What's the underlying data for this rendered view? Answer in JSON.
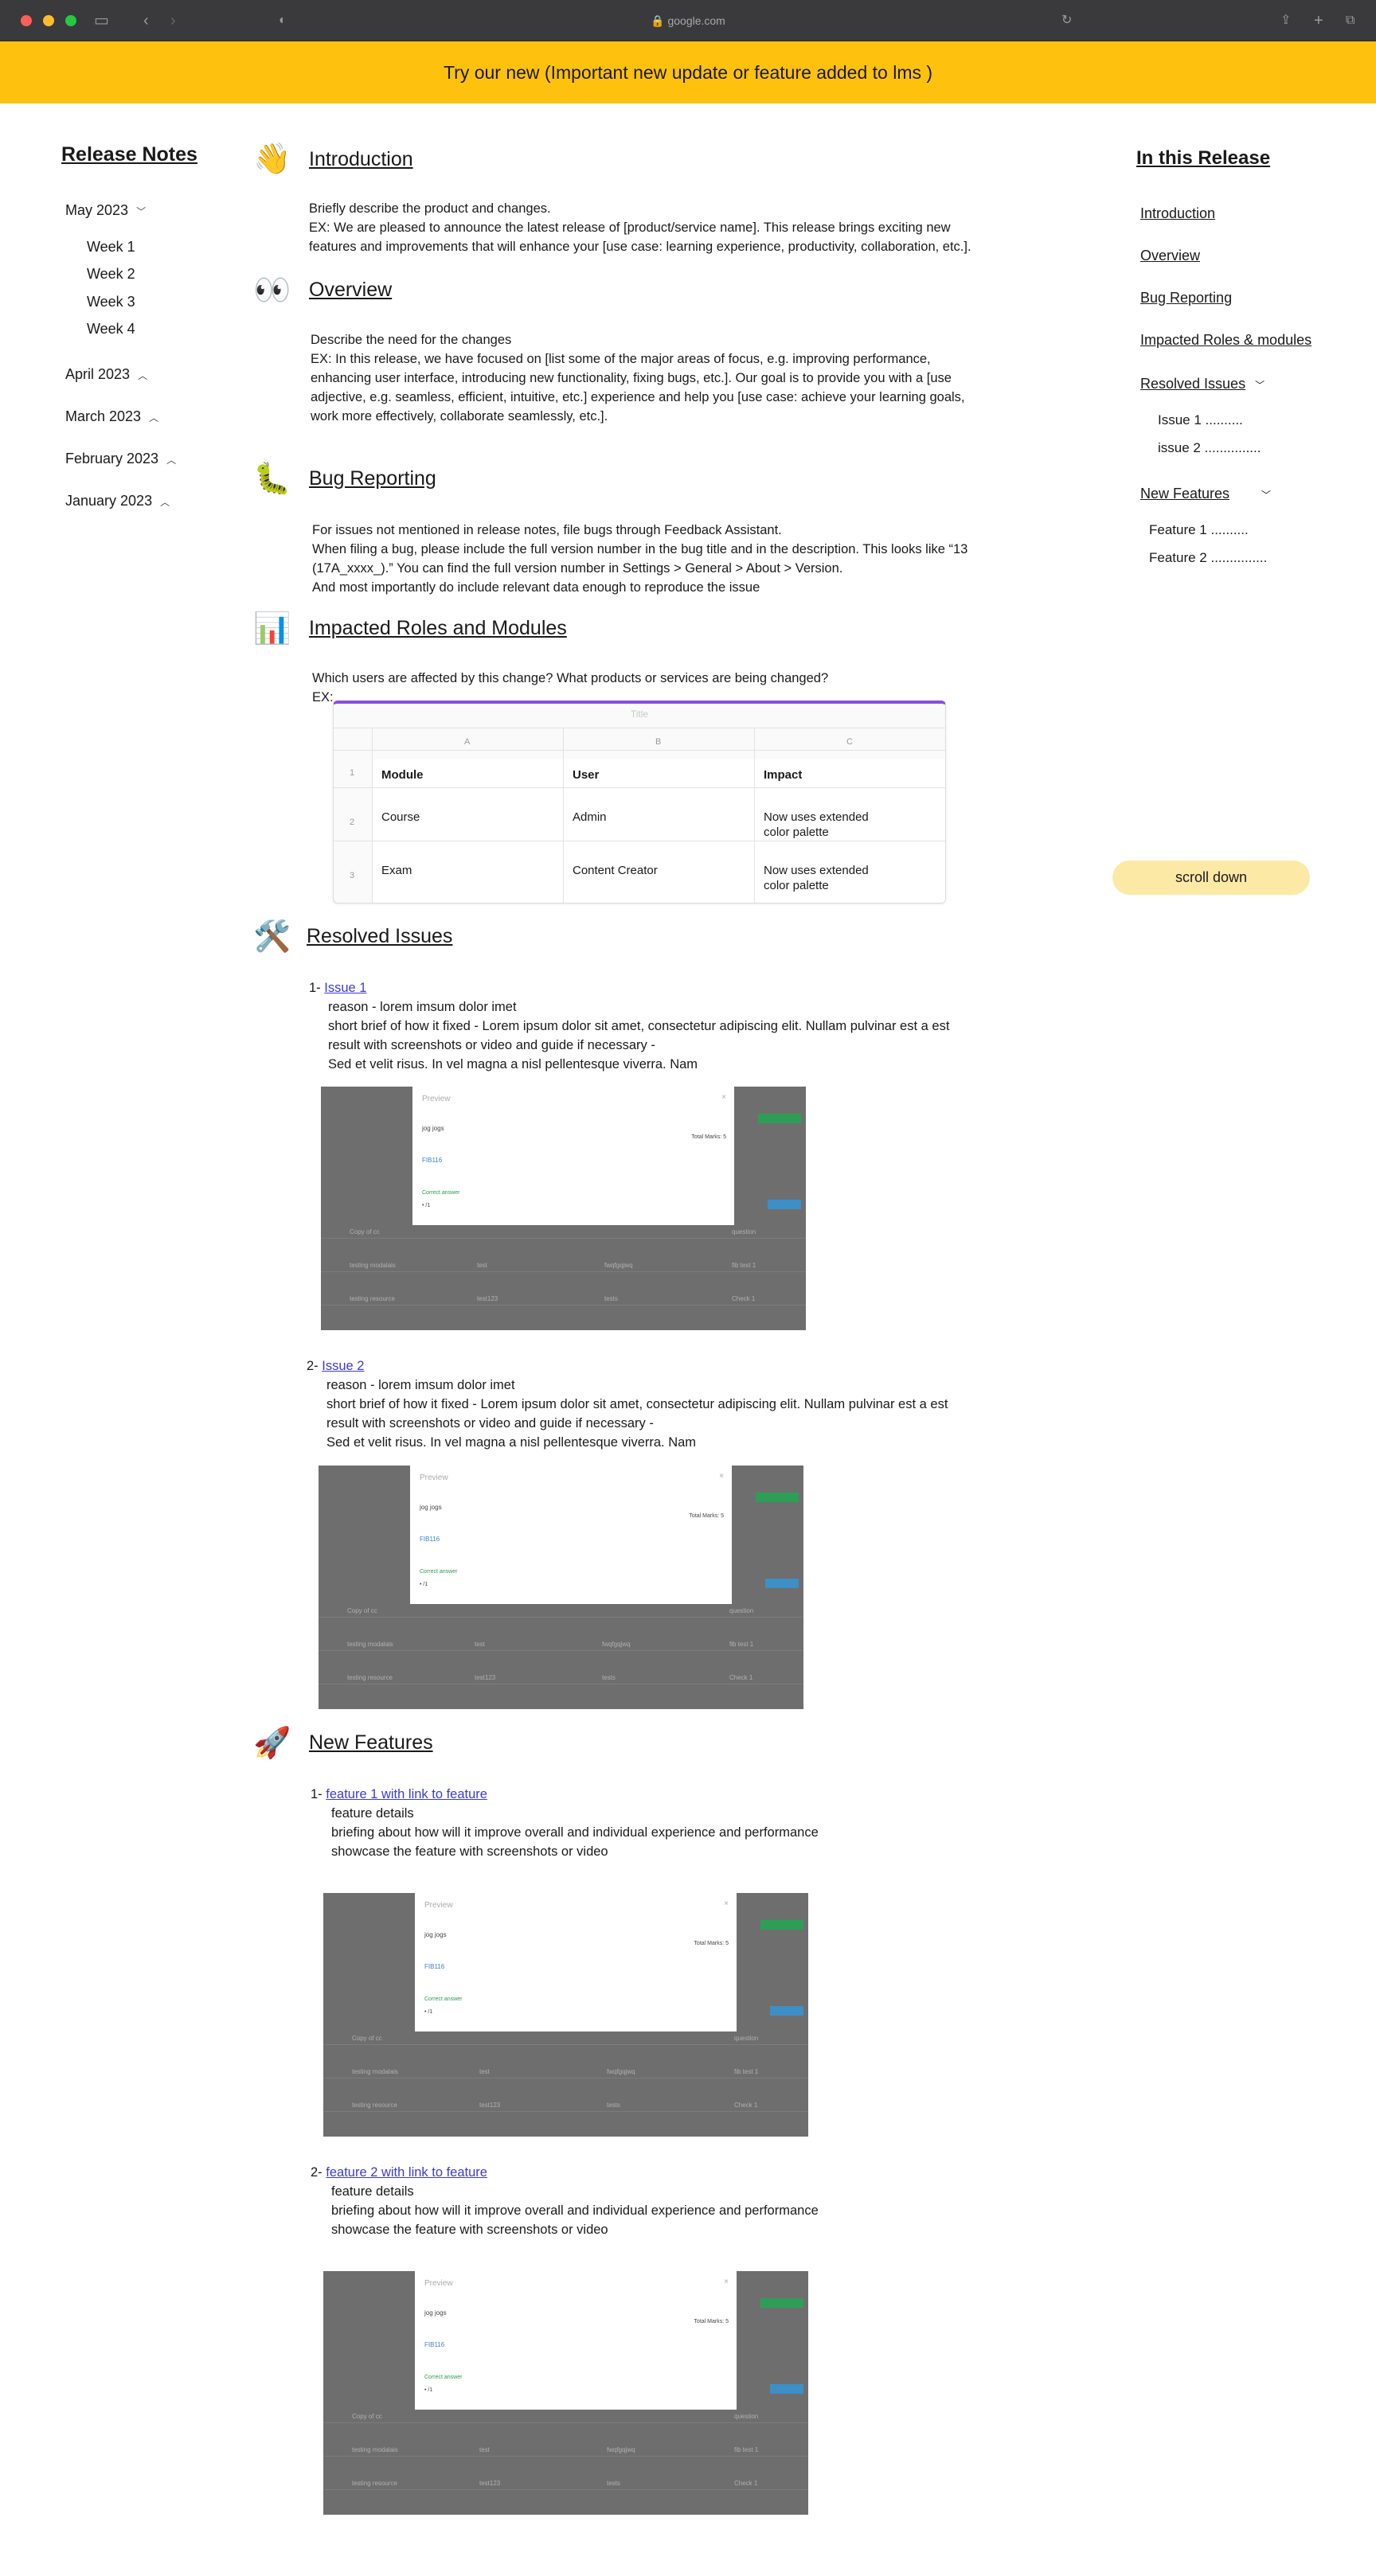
{
  "browser": {
    "url": "google.com"
  },
  "banner": {
    "text": "Try our new (Important new update or feature added to lms )"
  },
  "left_sidebar": {
    "title": "Release Notes",
    "months": [
      {
        "label": "May 2023",
        "expanded": true,
        "weeks": [
          "Week 1",
          "Week 2",
          "Week 3",
          "Week 4"
        ]
      },
      {
        "label": "April 2023",
        "expanded": false
      },
      {
        "label": "March 2023",
        "expanded": false
      },
      {
        "label": "February 2023",
        "expanded": false
      },
      {
        "label": "January 2023",
        "expanded": false
      }
    ]
  },
  "right_sidebar": {
    "title": "In this Release",
    "items": [
      "Introduction",
      "Overview",
      "Bug Reporting",
      "Impacted Roles & modules",
      "Resolved Issues",
      "New Features"
    ],
    "resolved_sub": [
      "Issue 1 ..........",
      "issue 2 ..............."
    ],
    "features_sub": [
      "Feature 1 ..........",
      "Feature 2 ..............."
    ],
    "scroll_button": "scroll down"
  },
  "sections": {
    "introduction": {
      "icon": "👋",
      "title": "Introduction",
      "line1": "Briefly describe the product and changes.",
      "line2": "EX: We are pleased to announce the latest release of [product/service name]. This release brings exciting new",
      "line3": "features and improvements that will enhance your [use case: learning experience, productivity, collaboration, etc.]."
    },
    "overview": {
      "icon": "👀",
      "title": "Overview",
      "line1": "Describe the need for the changes",
      "line2": "EX: In this release, we have focused on [list some of the major areas of focus, e.g. improving performance,",
      "line3": "enhancing user interface, introducing new functionality, fixing bugs, etc.]. Our goal is to provide you with a [use",
      "line4": "adjective, e.g. seamless, efficient, intuitive, etc.] experience and help you [use case: achieve your learning goals,",
      "line5": "work more effectively, collaborate seamlessly, etc.]."
    },
    "bug_reporting": {
      "icon": "🐛",
      "title": "Bug Reporting",
      "line1": "For issues not mentioned in release notes, file bugs through Feedback Assistant.",
      "line2": "When filing a bug, please include the full version number in the bug title and in the description. This looks like “13",
      "line3": "(17A_xxxx_).” You can find the full version number in Settings > General > About > Version.",
      "line4": "And most importantly do include relevant data enough to reproduce the issue"
    },
    "impacted": {
      "icon": "📊",
      "title": "Impacted Roles and Modules",
      "line1": "Which users are affected by this change? What products or services are being changed?",
      "line2": "EX:",
      "table": {
        "title": "Title",
        "col_letters": [
          "A",
          "B",
          "C"
        ],
        "row_numbers": [
          "1",
          "2",
          "3"
        ],
        "header": [
          "Module",
          "User",
          "Impact"
        ],
        "rows": [
          [
            "Course",
            "Admin",
            "Now uses extended",
            "color palette"
          ],
          [
            "Exam",
            "Content Creator",
            "Now uses extended",
            "color palette"
          ]
        ]
      }
    },
    "resolved": {
      "icon": "🛠️",
      "title": "Resolved Issues",
      "issues": [
        {
          "num": "1- ",
          "link": "Issue 1 ",
          "reason": "reason - lorem imsum dolor imet",
          "brief1": "short brief of how it fixed - Lorem ipsum dolor sit amet, consectetur adipiscing elit. Nullam pulvinar est a est",
          "brief2": "result with screenshots or video and guide if necessary -",
          "brief3": "Sed et velit risus. In vel magna a nisl pellentesque viverra. Nam"
        },
        {
          "num": "2- ",
          "link": "Issue 2 ",
          "reason": "reason - lorem imsum dolor imet",
          "brief1": "short brief of how it fixed - Lorem ipsum dolor sit amet, consectetur adipiscing elit. Nullam pulvinar est a est",
          "brief2": "result with screenshots or video and guide if necessary -",
          "brief3": "Sed et velit risus. In vel magna a nisl pellentesque viverra. Nam"
        }
      ]
    },
    "features": {
      "icon": "🚀",
      "title": "New Features",
      "items": [
        {
          "num": "1- ",
          "link": "feature 1 with link to feature ",
          "details": "feature details",
          "brief": "briefing about how will it improve overall and individual experience and performance",
          "showcase": "showcase the feature with screenshots or video"
        },
        {
          "num": "2- ",
          "link": "feature 2 with link to feature ",
          "details": "feature details",
          "brief": "briefing about how will it improve overall and individual experience and performance",
          "showcase": "showcase the feature with screenshots or video"
        }
      ]
    }
  },
  "screenshot": {
    "dialog_title": "Preview",
    "dialog_close": "×",
    "question": "jog jogs",
    "total_marks": "Total Marks: 5",
    "answer_field": "FIB116",
    "correct_answer": "Correct answer",
    "answer_item": "• /1",
    "bg_labels": [
      "Copy of cc",
      "testing modalais",
      "testing resource",
      "test",
      "test123",
      "fwqfgqjwq",
      "tests",
      "question",
      "fib test 1",
      "Check 1"
    ]
  }
}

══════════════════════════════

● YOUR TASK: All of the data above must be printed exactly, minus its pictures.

● OUTPUT FOR THIS TASK:
What's the underlying data for this rendered view? Answer in JSON.
{
  "browser": {
    "url": "google.com"
  },
  "banner": {
    "text": "Try our new (Important new update or feature added to lms )"
  },
  "left_sidebar": {
    "title": "Release Notes",
    "months": [
      {
        "label": "May 2023",
        "expanded": true,
        "weeks": [
          "Week 1",
          "Week 2",
          "Week 3",
          "Week 4"
        ]
      },
      {
        "label": "April 2023",
        "expanded": false
      },
      {
        "label": "March 2023",
        "expanded": false
      },
      {
        "label": "February 2023",
        "expanded": false
      },
      {
        "label": "January 2023",
        "expanded": false
      }
    ]
  },
  "right_sidebar": {
    "title": "In this Release",
    "items": [
      "Introduction",
      "Overview",
      "Bug Reporting",
      "Impacted Roles & modules",
      "Resolved Issues",
      "New Features"
    ],
    "resolved_sub": [
      "Issue 1 ..........",
      "issue 2 ..............."
    ],
    "features_sub": [
      "Feature 1 ..........",
      "Feature 2 ..............."
    ],
    "scroll_button": "scroll down"
  },
  "sections": {
    "introduction": {
      "icon": "👋",
      "title": "Introduction",
      "line1": "Briefly describe the product and changes.",
      "line2": "EX: We are pleased to announce the latest release of [product/service name]. This release brings exciting new",
      "line3": "features and improvements that will enhance your [use case: learning experience, productivity, collaboration, etc.]."
    },
    "overview": {
      "icon": "👀",
      "title": "Overview",
      "line1": "Describe the need for the changes",
      "line2": "EX: In this release, we have focused on [list some of the major areas of focus, e.g. improving performance,",
      "line3": "enhancing user interface, introducing new functionality, fixing bugs, etc.]. Our goal is to provide you with a [use",
      "line4": "adjective, e.g. seamless, efficient, intuitive, etc.] experience and help you [use case: achieve your learning goals,",
      "line5": "work more effectively, collaborate seamlessly, etc.]."
    },
    "bug_reporting": {
      "icon": "🐛",
      "title": "Bug Reporting",
      "line1": "For issues not mentioned in release notes, file bugs through Feedback Assistant.",
      "line2": "When filing a bug, please include the full version number in the bug title and in the description. This looks like “13",
      "line3": "(17A_xxxx_).” You can find the full version number in Settings > General > About > Version.",
      "line4": "And most importantly do include relevant data enough to reproduce the issue"
    },
    "impacted": {
      "icon": "📊",
      "title": "Impacted Roles and Modules",
      "line1": "Which users are affected by this change? What products or services are being changed?",
      "line2": "EX:",
      "table": {
        "title": "Title",
        "col_letters": [
          "A",
          "B",
          "C"
        ],
        "row_numbers": [
          "1",
          "2",
          "3"
        ],
        "header": [
          "Module",
          "User",
          "Impact"
        ],
        "rows": [
          [
            "Course",
            "Admin",
            "Now uses extended",
            "color palette"
          ],
          [
            "Exam",
            "Content Creator",
            "Now uses extended",
            "color palette"
          ]
        ]
      }
    },
    "resolved": {
      "icon": "🛠️",
      "title": "Resolved Issues",
      "issues": [
        {
          "num": "1- ",
          "link": "Issue 1 ",
          "reason": "reason - lorem imsum dolor imet",
          "brief1": "short brief of how it fixed - Lorem ipsum dolor sit amet, consectetur adipiscing elit. Nullam pulvinar est a est",
          "brief2": "result with screenshots or video and guide if necessary -",
          "brief3": "Sed et velit risus. In vel magna a nisl pellentesque viverra. Nam"
        },
        {
          "num": "2- ",
          "link": "Issue 2 ",
          "reason": "reason - lorem imsum dolor imet",
          "brief1": "short brief of how it fixed - Lorem ipsum dolor sit amet, consectetur adipiscing elit. Nullam pulvinar est a est",
          "brief2": "result with screenshots or video and guide if necessary -",
          "brief3": "Sed et velit risus. In vel magna a nisl pellentesque viverra. Nam"
        }
      ]
    },
    "features": {
      "icon": "🚀",
      "title": "New Features",
      "items": [
        {
          "num": "1- ",
          "link": "feature 1 with link to feature ",
          "details": "feature details",
          "brief": "briefing about how will it improve overall and individual experience and performance",
          "showcase": "showcase the feature with screenshots or video"
        },
        {
          "num": "2- ",
          "link": "feature 2 with link to feature ",
          "details": "feature details",
          "brief": "briefing about how will it improve overall and individual experience and performance",
          "showcase": "showcase the feature with screenshots or video"
        }
      ]
    }
  },
  "screenshot": {
    "dialog_title": "Preview",
    "dialog_close": "×",
    "question": "jog jogs",
    "total_marks": "Total Marks: 5",
    "answer_field": "FIB116",
    "correct_answer": "Correct answer",
    "answer_item": "• /1",
    "bg_labels": [
      "Copy of cc",
      "testing modalais",
      "testing resource",
      "test",
      "test123",
      "fwqfgqjwq",
      "tests",
      "question",
      "fib test 1",
      "Check 1"
    ]
  }
}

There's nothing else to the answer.